“Where we see firms not providing the right support, we will act quickly to put this right. Firms are already paying up to £47m in compensation for not providing appropriate support to borrowers. If you’re worried about keeping up with payments, we encourage you to talk to your lender as soon as possible.”

Commenting on the announcement Richard Lane, Director of External Affairs at StepChange, said “High interest rates and inflation continue to place immense pressure on household finances, and demand for our services has been consistently higher this year compared to last, so the FCA’s proposals to ensure borrowers have the support they need are crucial.

“Our own research has shown that people showing signs of financial difficulty need help as early as possible to prevent them getting trapped in a spiral of harmful, unaffordable borrowing in order to make ends meet. Communications from lenders making demand for payment can be frightening for people experiencing problem debt, causing them to disengage, an issue which we’ve found to be more prominent among borrowers with additional vulnerabilities.”

“It must be a priority for lenders to focus on developing appropriate support for their customers, which identifies financial difficulty at the earliest possible stage, ensures support is tailored to individual needs, and makes effective referrals to free debt and money advice.”
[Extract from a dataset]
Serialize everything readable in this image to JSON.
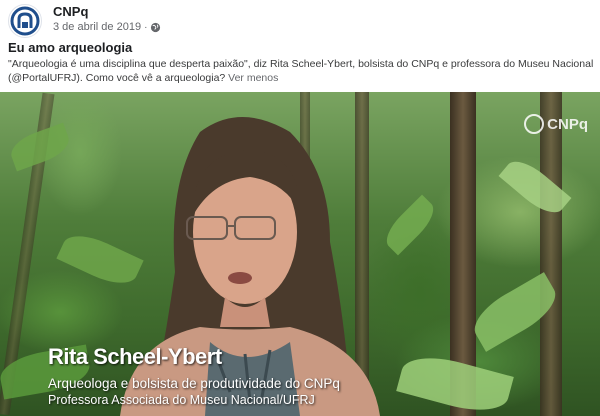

Sho Sugihara, CEO and Co-Founder of Fuse, said “With a fifth of consumers (21%) reliant on credit for everyday expenses, there is a clear need for a change of approach across the finance sector. Organisations must begin to adopt a more outcomes-based approach if they wish to truly support borrowers facing financial difficulty – focused on vulnerability as well as affordability.”

“Two thirds (67%) of lenders acknowledge that the lending sector will need total reform if it is to truly prioritise borrowers’ financial health over profit. The new Consumer Duty regulations represent a promising first step – however it is essential that banks and other financial institutions are well supported with the technology and the expertise needed to successfully adapt to these rules if they are to boost customer protections. Transforming finance to ensure consumer interests come first will play an important role in facilitating more personal financial products that are suited towards the needs of the consumer, reducing risks of defaults and  long-term debt and instead promote a fairer financial system for millions across the UK.”